ductory Essay and additional Anecdotes. Imperial 8vo, illustrated by 21 beautifwl Portraits 
comprising the whole of the celebrated suite of Paintings by Lelv, preserved in the Windsor 
Gallery, and several from the Devonshire, Grosvenor, and Althorp Galleries, extra gilt cloth, 
1/. 5>. 



— — — the same, imperial 8vo, tvith India proof impressions, extra gilt cloth, gilt edges, 21. 10*. 

JONES'S (OWEN) ILLUMINATED BOOKS OF THE MIDDLE AG ES. with Histo- 
rical and Descriptive letterpress l)y Noel Hujiphreys. Illustrated by 39 large Plates, splen- 
didly printed in gold and colours, comprising some of the finest Examples of Illuminated 
Manuscripts of the Middle Ages, particularly Italian and French.

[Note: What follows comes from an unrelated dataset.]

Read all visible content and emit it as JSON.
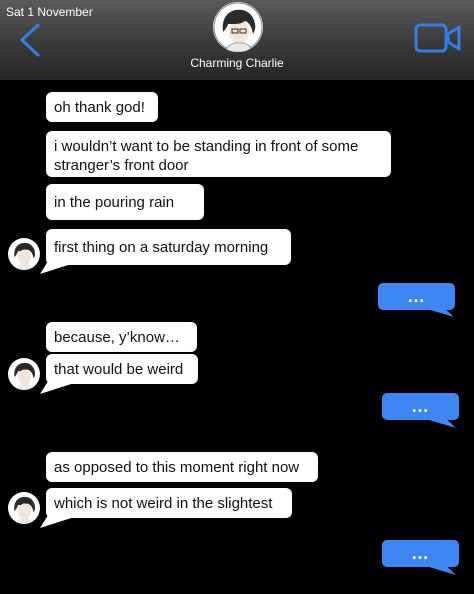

Atlas folio, handsomely 
half-bouud morocco, gilt edges (pub. at 16^ I6s.), 81. Ss. 

KINGSBOROUGH'S (LORD) ANTIQUITIES OF MEXICO, comprising Fac-similea 
of Ancient Mexican Paintings and Hieroglyphics, preserved in the Royal Libraries of Paris, 
Berlin, Dresden, Vienna; the Vatican and the Borgian Museum, at Home ; the Institute at 
Jiologna; the Bodleian Library at Oxford • and various others; the greater part inedited. 
Also, the Monuments of New Spain, by M. Dupaix, illustrated by upwards of 1000 elaborate 
and highly interesting Plates, accurately copied from the originals, by A. Aglio, 9 vols, impe- 
rial folio, very neatly half bound morocco, gilt edges (pub. at liol.), 3bl. 

the same, 9 vols, with the Plates isEAUTiyuLLY coloured, half bound morocco, 

gilt edges, (pub. at 210/.), 63/. 

the two Additional Volumes, now first published, and forming the 8th and 9th of tlie 



whole work, may be had separately, to complete the former seven, in red boards, as formerly 
done up, 12/. 12». 

KNIGHT'S (HENRY GALLY) ECCLESIASTICAL ARCHITECTURE OF ITALY, 

FROM THE TIME OF CONSTANTIiVE TO THE FIFTEENTH CENTURY. With an 
Introducfion and Text. Imperial folio. First Series, containing 40 beautiful and highly inte- 
resting Views of Ecclesiastical Buildings in Italy, several of which are expensively illuminated 
in gold and colours, half-bound morocco, 5/. 5s. 1813 

Second and Concluding Series, containing 41 beautiful and highly Interesting Views of Eccle- 
siastical Buildings in Italv, arranged in Chronological Order ; with